Photo from John Mann collection
The Great Eastern single-road engine shed is seen from an unknown elevated position in 1911. South Road overbridge and corn mill are seen in the distance. The water tank to the right of the shed fed two water cranes; one is seen here, the other was at the east end of the passenger platform. The 40ft turntable is just visible behind the shed with an inspection pit in front of the shed and a
coaling stage bottom left.
Photo from John Mann collection
Aerial view of Saffron Walden station in April 1929. The 32-lever signal box is seen at the east end of the platform. The siding running behind the signal box served the cattle dock which is seen on the left complete with livestock pens. The angled section in the left was originally an end dock with a single wagon siding accessed from a wagon turntable end on to it. (see Town Plan above). A cattle market was established in the town in 1834. Dixie's siding is seen bottom left with a number of box wagons standing in the dock. The foundry siding is opposite the station building.
Reproduced with the kind permission of Simmons Aerofilms Ltd
Another section of the 1929 aerial photograph showing the goods shed and goods office in the centre; the coal yard is seen on the left. The second goods dock, alongside Dixie's siding, is seen at the bottom. The ‘Railway Arms’ public house is seen top right at the junction of Station Road and Station Street; it is the only building in this view and the view above that is extant. What was once an industrial area is now entirely residential.
Reproduced with the kind permission of Simmons Aerofilms Ltd.
G4 8105 is seen alongside the water crane on the shed road in June 1936. This class of locomotive operated services on the branch in the 1930s. With just two years service left 8105 was built to a design by James Holden for the GER and classed as S44. This 0-4-4T was built at Stratford works in January 1899, entering service carrying the number 1105 and along with the rest of its class, passed to the LNER in 1923, where it received the number 8105 and reclassified G4. Withdrawal of the class started in 1929 with 8133 but 8105 lasted until 1938, one of the last three locos to be
withdrawn, the final one a year later.
Copyright photo by HC Casserley
C12 Atlantic 7385 is seen leaving Saffron Walden yard with a freight service for Cambridge in 1947. This 4-4-2T was built for the Great Northern Railway to an Ivatt design in December 1903 at Doncaster works with the number 1534. It was renumbered first 4534, then 7385 by the LNER finally receiving the 6 prefix after nationalisation, although in this view it has yet to be renumbered. At this time it was allocated to Cambridge shed (31A). It was withdrawn from Hull Botanic Gardens shed in April 1955 and cut up at Doncaster works. None of this class has survived into preservation.

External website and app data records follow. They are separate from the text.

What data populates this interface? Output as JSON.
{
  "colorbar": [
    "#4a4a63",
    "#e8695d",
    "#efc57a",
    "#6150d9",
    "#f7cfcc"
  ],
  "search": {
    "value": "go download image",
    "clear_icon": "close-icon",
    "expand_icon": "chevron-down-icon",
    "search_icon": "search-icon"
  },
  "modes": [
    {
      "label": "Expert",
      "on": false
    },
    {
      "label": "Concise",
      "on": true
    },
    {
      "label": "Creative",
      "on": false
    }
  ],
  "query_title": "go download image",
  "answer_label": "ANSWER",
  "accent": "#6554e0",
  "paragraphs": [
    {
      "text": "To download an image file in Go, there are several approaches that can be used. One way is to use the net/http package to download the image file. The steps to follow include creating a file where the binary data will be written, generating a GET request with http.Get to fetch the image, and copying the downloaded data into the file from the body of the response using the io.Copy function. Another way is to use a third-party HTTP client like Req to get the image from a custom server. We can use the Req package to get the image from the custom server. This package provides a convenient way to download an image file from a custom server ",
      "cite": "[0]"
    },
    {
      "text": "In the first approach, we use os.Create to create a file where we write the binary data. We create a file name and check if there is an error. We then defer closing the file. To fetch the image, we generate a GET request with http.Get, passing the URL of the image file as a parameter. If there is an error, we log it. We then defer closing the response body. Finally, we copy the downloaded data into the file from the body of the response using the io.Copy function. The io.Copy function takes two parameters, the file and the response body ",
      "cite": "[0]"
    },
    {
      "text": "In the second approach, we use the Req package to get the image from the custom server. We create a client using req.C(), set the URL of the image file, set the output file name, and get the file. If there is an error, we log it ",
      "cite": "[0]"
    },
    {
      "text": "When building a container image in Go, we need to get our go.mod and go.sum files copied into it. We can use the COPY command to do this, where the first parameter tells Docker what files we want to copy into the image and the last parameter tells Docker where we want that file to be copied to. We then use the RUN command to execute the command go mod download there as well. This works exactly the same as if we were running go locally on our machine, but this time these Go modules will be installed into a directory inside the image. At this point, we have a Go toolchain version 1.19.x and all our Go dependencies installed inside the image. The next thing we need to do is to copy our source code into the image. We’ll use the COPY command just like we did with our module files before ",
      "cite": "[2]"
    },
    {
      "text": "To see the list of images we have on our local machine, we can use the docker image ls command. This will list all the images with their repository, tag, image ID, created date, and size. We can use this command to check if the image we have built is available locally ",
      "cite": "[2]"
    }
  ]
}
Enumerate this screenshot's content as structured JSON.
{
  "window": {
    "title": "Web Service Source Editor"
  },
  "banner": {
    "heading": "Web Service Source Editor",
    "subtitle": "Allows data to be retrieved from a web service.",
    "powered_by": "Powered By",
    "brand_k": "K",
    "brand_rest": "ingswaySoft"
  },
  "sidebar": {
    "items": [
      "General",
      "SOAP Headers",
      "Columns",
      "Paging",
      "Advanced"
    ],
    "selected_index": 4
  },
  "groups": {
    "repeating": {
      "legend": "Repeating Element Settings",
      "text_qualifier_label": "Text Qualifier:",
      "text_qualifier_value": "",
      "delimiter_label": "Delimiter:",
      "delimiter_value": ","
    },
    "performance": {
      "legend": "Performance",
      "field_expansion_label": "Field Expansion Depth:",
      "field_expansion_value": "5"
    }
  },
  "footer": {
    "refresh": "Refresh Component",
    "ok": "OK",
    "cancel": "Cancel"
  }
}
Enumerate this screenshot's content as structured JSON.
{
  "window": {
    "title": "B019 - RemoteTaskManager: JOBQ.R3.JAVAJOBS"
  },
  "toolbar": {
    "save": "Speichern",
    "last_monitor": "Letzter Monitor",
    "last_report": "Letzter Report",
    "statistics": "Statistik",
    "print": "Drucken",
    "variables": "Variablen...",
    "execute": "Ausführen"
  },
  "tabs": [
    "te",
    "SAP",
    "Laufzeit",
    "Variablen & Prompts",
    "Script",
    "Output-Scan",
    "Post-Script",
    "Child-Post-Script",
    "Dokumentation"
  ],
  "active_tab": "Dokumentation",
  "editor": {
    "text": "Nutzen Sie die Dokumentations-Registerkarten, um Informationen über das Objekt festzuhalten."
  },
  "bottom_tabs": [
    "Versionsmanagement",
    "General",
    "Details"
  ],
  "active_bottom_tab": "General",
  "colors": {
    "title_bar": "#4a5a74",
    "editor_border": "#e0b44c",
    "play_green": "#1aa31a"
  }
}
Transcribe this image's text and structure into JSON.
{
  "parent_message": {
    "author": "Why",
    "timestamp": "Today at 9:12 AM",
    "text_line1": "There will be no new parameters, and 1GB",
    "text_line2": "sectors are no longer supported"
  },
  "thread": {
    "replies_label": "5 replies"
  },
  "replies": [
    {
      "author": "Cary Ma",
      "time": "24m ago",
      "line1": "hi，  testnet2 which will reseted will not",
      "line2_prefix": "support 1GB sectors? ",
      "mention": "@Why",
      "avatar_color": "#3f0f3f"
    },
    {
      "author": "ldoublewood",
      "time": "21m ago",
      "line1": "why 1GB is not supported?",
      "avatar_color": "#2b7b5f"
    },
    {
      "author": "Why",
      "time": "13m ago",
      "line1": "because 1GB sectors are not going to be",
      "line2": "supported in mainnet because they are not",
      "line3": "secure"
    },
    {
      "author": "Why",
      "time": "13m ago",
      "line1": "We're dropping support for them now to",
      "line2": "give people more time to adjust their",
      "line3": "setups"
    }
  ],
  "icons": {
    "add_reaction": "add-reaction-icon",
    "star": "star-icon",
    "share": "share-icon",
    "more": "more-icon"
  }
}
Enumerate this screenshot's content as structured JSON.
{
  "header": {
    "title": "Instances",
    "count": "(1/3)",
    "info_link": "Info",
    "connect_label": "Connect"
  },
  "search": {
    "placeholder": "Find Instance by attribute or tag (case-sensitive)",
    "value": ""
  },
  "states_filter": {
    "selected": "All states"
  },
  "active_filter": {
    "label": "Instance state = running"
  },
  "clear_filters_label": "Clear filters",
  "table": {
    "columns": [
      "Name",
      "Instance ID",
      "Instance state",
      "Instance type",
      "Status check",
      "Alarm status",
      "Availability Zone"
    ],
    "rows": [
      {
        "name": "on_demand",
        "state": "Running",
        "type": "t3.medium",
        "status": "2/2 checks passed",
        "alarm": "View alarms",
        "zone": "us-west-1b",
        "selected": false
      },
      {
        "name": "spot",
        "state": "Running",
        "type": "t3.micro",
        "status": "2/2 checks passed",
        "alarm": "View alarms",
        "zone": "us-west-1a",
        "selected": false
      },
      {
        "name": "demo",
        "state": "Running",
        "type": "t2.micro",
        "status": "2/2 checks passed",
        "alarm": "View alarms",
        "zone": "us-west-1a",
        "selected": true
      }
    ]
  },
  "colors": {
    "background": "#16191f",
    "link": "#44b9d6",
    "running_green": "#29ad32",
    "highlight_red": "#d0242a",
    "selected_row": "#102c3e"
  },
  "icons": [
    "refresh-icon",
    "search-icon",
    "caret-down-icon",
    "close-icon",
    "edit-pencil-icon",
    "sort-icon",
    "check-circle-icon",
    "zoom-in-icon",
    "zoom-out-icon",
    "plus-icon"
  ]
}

Photo by WA Camwell
An Audley End service awaits departure at Saffron Walden in 1949 hauled by another C12 Atlantic 67537. At this time this loco was also allocated to Cambridge shed (31A). It was withdrawn from Hull Botanic Gardens shed in April 1955 and cut up at Doncaster works. None of this class
Click here for Saffron Walden Station Gallery 2 1956 - 1964